**Directions for this task:**
Every entry needs to be duplicated exactly.

##### Source data #####

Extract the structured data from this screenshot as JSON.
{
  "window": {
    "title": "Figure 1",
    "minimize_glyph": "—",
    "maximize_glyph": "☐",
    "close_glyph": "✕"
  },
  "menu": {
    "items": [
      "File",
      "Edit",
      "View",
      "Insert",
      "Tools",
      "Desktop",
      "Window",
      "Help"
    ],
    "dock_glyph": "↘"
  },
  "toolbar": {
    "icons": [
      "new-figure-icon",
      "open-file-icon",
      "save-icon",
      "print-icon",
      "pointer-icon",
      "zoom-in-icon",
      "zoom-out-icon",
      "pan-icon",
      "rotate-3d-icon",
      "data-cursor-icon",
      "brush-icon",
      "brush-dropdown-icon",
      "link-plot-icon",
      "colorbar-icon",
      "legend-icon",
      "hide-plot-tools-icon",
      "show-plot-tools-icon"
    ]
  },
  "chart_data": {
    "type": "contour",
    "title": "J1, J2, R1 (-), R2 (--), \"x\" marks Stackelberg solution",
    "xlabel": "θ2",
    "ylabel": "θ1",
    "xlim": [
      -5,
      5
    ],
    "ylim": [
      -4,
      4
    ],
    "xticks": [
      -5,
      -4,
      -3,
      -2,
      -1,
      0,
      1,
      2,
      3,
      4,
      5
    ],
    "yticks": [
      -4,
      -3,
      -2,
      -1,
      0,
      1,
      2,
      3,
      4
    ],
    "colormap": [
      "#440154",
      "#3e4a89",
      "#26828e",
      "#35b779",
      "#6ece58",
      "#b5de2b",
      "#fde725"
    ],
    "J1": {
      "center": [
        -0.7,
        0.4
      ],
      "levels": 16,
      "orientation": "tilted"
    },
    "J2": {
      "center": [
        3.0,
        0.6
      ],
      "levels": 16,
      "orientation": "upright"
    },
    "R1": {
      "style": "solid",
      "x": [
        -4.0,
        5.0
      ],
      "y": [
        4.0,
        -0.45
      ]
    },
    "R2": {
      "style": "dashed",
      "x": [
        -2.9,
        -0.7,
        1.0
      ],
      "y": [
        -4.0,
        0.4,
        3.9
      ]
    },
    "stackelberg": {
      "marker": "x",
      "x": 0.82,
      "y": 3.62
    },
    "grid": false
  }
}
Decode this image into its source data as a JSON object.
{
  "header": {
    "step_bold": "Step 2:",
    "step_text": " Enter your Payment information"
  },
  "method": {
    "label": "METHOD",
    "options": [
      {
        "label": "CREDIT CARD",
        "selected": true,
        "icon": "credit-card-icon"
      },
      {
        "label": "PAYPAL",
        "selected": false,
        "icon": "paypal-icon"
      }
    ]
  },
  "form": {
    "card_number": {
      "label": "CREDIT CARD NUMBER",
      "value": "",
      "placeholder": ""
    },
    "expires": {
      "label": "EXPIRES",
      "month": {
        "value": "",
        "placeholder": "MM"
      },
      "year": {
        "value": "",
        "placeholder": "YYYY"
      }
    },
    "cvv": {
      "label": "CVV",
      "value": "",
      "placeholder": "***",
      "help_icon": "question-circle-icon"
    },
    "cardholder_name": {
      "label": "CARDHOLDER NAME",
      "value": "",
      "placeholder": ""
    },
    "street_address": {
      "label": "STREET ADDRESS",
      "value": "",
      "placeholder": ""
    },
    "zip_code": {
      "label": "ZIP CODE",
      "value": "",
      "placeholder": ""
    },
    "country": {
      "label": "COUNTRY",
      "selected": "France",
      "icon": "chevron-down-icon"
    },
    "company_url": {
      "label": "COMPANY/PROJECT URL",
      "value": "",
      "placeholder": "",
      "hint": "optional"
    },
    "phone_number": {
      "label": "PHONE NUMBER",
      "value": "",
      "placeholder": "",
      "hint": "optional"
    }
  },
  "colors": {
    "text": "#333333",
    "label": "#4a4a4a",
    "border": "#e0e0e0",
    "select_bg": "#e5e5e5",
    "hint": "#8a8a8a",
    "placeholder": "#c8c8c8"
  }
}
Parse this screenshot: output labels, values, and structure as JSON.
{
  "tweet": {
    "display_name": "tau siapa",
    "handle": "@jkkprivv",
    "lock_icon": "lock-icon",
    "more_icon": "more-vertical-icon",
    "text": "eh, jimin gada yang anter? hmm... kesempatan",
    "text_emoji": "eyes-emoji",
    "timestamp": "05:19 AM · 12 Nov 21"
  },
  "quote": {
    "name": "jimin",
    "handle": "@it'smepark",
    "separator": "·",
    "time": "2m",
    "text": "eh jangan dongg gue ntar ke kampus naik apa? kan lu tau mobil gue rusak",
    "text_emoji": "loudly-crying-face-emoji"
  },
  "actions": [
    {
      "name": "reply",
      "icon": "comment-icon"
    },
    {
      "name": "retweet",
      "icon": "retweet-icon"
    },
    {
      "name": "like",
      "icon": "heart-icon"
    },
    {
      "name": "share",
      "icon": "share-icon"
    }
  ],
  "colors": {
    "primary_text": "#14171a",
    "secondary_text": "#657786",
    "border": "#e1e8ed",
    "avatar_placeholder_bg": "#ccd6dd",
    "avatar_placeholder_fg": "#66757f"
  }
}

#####

**Task response:**
Extract the structured data from this screenshot as JSON.
{
  "window": {
    "title": "Figure 1",
    "minimize_glyph": "—",
    "maximize_glyph": "☐",
    "close_glyph": "✕"
  },
  "menu": {
    "items": [
      "File",
      "Edit",
      "View",
      "Insert",
      "Tools",
      "Desktop",
      "Window",
      "Help"
    ],
    "dock_glyph": "↘"
  },
  "toolbar": {
    "icons": [
      "new-figure-icon",
      "open-file-icon",
      "save-icon",
      "print-icon",
      "pointer-icon",
      "zoom-in-icon",
      "zoom-out-icon",
      "pan-icon",
      "rotate-3d-icon",
      "data-cursor-icon",
      "brush-icon",
      "brush-dropdown-icon",
      "link-plot-icon",
      "colorbar-icon",
      "legend-icon",
      "hide-plot-tools-icon",
      "show-plot-tools-icon"
    ]
  },
  "chart_data": {
    "type": "contour",
    "title": "J1, J2, R1 (-), R2 (--), \"x\" marks Stackelberg solution",
    "xlabel": "θ2",
    "ylabel": "θ1",
    "xlim": [
      -5,
      5
    ],
    "ylim": [
      -4,
      4
    ],
    "xticks": [
      -5,
      -4,
      -3,
      -2,
      -1,
      0,
      1,
      2,
      3,
      4,
      5
    ],
    "yticks": [
      -4,
      -3,
      -2,
      -1,
      0,
      1,
      2,
      3,
      4
    ],
    "colormap": [
      "#440154",
      "#3e4a89",
      "#26828e",
      "#35b779",
      "#6ece58",
      "#b5de2b",
      "#fde725"
    ],
    "J1": {
      "center": [
        -0.7,
        0.4
      ],
      "levels": 16,
      "orientation": "tilted"
    },
    "J2": {
      "center": [
        3.0,
        0.6
      ],
      "levels": 16,
      "orientation": "upright"
    },
    "R1": {
      "style": "solid",
      "x": [
        -4.0,
        5.0
      ],
      "y": [
        4.0,
        -0.45
      ]
    },
    "R2": {
      "style": "dashed",
      "x": [
        -2.9,
        -0.7,
        1.0
      ],
      "y": [
        -4.0,
        0.4,
        3.9
      ]
    },
    "stackelberg": {
      "marker": "x",
      "x": 0.82,
      "y": 3.62
    },
    "grid": false
  }
}
Decode this image into its source data as a JSON object.
{
  "header": {
    "step_bold": "Step 2:",
    "step_text": " Enter your Payment information"
  },
  "method": {
    "label": "METHOD",
    "options": [
      {
        "label": "CREDIT CARD",
        "selected": true,
        "icon": "credit-card-icon"
      },
      {
        "label": "PAYPAL",
        "selected": false,
        "icon": "paypal-icon"
      }
    ]
  },
  "form": {
    "card_number": {
      "label": "CREDIT CARD NUMBER",
      "value": "",
      "placeholder": ""
    },
    "expires": {
      "label": "EXPIRES",
      "month": {
        "value": "",
        "placeholder": "MM"
      },
      "year": {
        "value": "",
        "placeholder": "YYYY"
      }
    },
    "cvv": {
      "label": "CVV",
      "value": "",
      "placeholder": "***",
      "help_icon": "question-circle-icon"
    },
    "cardholder_name": {
      "label": "CARDHOLDER NAME",
      "value": "",
      "placeholder": ""
    },
    "street_address": {
      "label": "STREET ADDRESS",
      "value": "",
      "placeholder": ""
    },
    "zip_code": {
      "label": "ZIP CODE",
      "value": "",
      "placeholder": ""
    },
    "country": {
      "label": "COUNTRY",
      "selected": "France",
      "icon": "chevron-down-icon"
    },
    "company_url": {
      "label": "COMPANY/PROJECT URL",
      "value": "",
      "placeholder": "",
      "hint": "optional"
    },
    "phone_number": {
      "label": "PHONE NUMBER",
      "value": "",
      "placeholder": "",
      "hint": "optional"
    }
  },
  "colors": {
    "text": "#333333",
    "label": "#4a4a4a",
    "border": "#e0e0e0",
    "select_bg": "#e5e5e5",
    "hint": "#8a8a8a",
    "placeholder": "#c8c8c8"
  }
}
Parse this screenshot: output labels, values, and structure as JSON.
{
  "tweet": {
    "display_name": "tau siapa",
    "handle": "@jkkprivv",
    "lock_icon": "lock-icon",
    "more_icon": "more-vertical-icon",
    "text": "eh, jimin gada yang anter? hmm... kesempatan",
    "text_emoji": "eyes-emoji",
    "timestamp": "05:19 AM · 12 Nov 21"
  },
  "quote": {
    "name": "jimin",
    "handle": "@it'smepark",
    "separator": "·",
    "time": "2m",
    "text": "eh jangan dongg gue ntar ke kampus naik apa? kan lu tau mobil gue rusak",
    "text_emoji": "loudly-crying-face-emoji"
  },
  "actions": [
    {
      "name": "reply",
      "icon": "comment-icon"
    },
    {
      "name": "retweet",
      "icon": "retweet-icon"
    },
    {
      "name": "like",
      "icon": "heart-icon"
    },
    {
      "name": "share",
      "icon": "share-icon"
    }
  ],
  "colors": {
    "primary_text": "#14171a",
    "secondary_text": "#657786",
    "border": "#e1e8ed",
    "avatar_placeholder_bg": "#ccd6dd",
    "avatar_placeholder_fg": "#66757f"
  }
}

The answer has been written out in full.